** Activity **
Tally the lines in the listing below that contain the string "action", and state only the total.

** Data provided **
════════════════════

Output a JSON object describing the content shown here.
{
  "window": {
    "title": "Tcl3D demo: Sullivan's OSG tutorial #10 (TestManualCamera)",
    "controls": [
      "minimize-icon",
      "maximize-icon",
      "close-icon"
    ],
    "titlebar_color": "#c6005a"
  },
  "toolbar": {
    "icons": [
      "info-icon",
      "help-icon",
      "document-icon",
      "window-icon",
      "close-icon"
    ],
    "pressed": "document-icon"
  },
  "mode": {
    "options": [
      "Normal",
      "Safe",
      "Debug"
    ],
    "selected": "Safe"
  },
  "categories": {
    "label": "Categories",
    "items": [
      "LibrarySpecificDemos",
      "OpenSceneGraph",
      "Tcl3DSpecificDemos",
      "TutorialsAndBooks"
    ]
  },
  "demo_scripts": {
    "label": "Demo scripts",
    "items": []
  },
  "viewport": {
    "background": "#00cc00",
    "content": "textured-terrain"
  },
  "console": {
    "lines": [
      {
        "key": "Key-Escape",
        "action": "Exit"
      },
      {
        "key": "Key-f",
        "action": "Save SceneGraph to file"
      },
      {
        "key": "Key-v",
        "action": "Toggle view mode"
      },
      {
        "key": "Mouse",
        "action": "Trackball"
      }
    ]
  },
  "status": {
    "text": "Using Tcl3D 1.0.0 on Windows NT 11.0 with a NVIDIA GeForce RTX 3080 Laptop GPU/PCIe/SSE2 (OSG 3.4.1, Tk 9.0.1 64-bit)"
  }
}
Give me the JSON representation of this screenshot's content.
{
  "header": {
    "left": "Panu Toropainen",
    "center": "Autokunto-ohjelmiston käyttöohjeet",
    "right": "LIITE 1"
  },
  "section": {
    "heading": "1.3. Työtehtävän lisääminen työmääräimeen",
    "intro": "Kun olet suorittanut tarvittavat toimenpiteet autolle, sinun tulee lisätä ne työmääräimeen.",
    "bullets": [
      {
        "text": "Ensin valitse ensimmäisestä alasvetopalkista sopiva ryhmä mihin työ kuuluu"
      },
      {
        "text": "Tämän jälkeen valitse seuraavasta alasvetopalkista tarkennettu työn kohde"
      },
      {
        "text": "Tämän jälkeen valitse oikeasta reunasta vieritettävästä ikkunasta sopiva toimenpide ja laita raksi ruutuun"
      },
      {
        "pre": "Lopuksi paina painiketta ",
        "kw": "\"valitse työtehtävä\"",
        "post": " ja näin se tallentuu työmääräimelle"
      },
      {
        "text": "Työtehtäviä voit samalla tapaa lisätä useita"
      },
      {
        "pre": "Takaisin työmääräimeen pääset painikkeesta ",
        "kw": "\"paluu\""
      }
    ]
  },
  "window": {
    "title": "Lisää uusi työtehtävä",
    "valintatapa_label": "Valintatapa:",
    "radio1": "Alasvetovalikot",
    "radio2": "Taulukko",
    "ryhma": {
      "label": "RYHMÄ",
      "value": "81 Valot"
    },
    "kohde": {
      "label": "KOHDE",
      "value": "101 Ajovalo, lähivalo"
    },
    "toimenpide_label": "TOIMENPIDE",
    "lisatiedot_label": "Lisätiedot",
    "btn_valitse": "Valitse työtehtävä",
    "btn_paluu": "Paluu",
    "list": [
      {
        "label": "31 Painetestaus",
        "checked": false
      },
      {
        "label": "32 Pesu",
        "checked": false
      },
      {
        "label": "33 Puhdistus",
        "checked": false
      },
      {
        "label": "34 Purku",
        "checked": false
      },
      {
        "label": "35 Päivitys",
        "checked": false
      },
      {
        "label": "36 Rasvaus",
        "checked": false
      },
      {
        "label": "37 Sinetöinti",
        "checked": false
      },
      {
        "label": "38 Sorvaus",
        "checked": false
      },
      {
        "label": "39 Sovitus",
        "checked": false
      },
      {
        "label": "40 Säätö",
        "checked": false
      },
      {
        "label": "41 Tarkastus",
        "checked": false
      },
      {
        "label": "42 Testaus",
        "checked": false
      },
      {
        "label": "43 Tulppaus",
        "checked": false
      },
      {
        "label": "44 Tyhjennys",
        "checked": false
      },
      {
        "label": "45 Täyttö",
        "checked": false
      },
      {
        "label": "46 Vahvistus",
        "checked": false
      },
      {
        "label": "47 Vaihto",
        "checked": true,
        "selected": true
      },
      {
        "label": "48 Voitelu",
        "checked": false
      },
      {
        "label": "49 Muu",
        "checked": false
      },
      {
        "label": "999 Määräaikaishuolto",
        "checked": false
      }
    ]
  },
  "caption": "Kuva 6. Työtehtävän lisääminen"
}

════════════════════

** Written response **
4